## Exercise details
Line tally for the word "Enlaces": count the lines below that contain it and reply with the number alone.

## Supplied material
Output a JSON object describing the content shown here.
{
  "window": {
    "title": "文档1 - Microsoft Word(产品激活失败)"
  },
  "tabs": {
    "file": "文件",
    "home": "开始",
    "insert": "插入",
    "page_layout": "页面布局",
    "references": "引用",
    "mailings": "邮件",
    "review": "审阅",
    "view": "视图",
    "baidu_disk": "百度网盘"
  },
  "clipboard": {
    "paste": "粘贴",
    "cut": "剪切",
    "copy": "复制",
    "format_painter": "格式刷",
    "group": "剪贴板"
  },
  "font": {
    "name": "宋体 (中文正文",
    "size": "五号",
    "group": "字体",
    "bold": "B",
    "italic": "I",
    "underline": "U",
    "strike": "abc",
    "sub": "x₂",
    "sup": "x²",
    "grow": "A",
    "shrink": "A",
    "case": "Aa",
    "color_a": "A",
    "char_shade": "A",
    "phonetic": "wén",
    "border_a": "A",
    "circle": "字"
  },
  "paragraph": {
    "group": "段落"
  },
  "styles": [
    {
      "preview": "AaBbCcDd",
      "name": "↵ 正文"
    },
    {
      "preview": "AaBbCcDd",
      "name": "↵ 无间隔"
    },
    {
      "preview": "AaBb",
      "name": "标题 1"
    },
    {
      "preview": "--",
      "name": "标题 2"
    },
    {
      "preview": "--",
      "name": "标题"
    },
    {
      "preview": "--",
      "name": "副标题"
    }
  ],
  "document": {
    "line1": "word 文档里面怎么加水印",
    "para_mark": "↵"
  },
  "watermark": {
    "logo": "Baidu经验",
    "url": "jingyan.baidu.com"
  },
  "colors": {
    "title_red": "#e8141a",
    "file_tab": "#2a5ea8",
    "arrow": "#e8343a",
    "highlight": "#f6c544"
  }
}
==
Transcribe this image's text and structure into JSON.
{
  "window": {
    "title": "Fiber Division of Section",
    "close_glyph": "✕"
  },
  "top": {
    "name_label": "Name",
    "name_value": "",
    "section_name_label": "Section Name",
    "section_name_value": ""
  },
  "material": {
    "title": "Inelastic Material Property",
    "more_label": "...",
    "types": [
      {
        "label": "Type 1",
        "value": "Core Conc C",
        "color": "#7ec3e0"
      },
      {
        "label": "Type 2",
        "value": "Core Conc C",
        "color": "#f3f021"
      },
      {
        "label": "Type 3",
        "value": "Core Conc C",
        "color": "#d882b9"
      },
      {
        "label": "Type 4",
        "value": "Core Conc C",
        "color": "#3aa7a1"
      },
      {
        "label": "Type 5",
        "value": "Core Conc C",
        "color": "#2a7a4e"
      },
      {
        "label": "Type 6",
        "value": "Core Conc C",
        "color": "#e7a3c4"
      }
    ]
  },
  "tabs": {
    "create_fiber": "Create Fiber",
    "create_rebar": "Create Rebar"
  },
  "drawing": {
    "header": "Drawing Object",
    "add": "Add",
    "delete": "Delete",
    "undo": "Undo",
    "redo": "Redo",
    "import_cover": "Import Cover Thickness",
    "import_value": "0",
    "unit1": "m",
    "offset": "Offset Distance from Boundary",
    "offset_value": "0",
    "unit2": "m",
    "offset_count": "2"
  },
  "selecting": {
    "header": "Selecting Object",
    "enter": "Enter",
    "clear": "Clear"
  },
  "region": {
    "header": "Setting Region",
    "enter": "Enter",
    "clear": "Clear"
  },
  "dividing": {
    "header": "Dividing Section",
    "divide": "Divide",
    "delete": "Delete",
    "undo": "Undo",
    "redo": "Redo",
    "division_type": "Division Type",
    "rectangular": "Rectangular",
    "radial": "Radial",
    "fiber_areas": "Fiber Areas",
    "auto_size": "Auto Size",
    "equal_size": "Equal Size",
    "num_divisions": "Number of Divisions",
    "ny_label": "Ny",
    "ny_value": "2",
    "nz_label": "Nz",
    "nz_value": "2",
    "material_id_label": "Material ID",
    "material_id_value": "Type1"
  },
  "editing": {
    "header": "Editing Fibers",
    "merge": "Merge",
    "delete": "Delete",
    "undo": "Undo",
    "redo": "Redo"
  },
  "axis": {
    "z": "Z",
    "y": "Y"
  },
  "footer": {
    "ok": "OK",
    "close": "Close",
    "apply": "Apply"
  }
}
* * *
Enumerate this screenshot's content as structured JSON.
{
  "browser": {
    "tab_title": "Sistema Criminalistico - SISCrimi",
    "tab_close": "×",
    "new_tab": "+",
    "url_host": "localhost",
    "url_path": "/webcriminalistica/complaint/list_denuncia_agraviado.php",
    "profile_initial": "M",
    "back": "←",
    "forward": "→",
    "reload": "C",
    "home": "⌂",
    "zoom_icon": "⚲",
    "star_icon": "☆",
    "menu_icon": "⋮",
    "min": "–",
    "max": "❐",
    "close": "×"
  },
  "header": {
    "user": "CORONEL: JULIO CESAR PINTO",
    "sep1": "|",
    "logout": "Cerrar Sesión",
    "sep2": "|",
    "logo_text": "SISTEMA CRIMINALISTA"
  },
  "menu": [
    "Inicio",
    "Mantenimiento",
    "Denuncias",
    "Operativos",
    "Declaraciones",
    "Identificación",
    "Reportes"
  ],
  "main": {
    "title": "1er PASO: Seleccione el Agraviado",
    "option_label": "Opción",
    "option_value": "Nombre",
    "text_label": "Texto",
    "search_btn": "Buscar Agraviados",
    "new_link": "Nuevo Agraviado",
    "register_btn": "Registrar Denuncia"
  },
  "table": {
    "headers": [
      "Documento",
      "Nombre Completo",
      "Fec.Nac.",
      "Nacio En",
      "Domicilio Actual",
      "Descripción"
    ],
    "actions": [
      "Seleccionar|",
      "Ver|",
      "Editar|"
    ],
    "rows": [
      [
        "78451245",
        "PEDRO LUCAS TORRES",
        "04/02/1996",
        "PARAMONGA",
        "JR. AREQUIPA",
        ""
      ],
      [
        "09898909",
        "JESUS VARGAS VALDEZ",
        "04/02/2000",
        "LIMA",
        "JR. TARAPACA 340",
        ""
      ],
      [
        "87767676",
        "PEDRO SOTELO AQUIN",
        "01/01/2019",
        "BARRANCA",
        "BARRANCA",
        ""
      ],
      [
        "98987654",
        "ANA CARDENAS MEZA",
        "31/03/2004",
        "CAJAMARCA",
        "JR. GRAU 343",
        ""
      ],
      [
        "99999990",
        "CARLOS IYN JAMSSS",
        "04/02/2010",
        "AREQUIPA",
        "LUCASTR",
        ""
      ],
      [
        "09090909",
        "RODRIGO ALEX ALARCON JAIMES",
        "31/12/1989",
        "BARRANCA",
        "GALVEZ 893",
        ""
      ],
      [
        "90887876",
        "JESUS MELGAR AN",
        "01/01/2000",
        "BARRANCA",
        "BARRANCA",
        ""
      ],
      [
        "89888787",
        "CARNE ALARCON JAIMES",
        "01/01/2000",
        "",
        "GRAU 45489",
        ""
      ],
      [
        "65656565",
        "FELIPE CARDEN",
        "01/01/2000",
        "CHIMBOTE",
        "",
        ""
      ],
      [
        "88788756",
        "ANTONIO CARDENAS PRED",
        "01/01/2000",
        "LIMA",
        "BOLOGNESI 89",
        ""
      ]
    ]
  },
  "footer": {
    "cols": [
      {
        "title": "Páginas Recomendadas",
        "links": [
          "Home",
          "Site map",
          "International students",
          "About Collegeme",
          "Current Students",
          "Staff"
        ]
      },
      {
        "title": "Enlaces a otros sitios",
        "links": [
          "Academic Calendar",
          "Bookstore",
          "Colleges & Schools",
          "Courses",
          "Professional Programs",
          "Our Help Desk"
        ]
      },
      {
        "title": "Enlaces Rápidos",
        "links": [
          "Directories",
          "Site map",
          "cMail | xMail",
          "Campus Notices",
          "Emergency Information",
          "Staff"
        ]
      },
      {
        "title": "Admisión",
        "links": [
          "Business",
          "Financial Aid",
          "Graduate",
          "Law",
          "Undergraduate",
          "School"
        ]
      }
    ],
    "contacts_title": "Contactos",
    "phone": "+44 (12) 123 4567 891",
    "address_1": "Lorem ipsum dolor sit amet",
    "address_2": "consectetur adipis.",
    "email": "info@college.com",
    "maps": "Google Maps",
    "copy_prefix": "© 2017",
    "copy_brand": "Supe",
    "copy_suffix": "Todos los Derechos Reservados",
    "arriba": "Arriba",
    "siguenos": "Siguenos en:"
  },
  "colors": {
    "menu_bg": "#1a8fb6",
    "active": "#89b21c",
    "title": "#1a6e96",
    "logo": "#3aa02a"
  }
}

## Answer box
2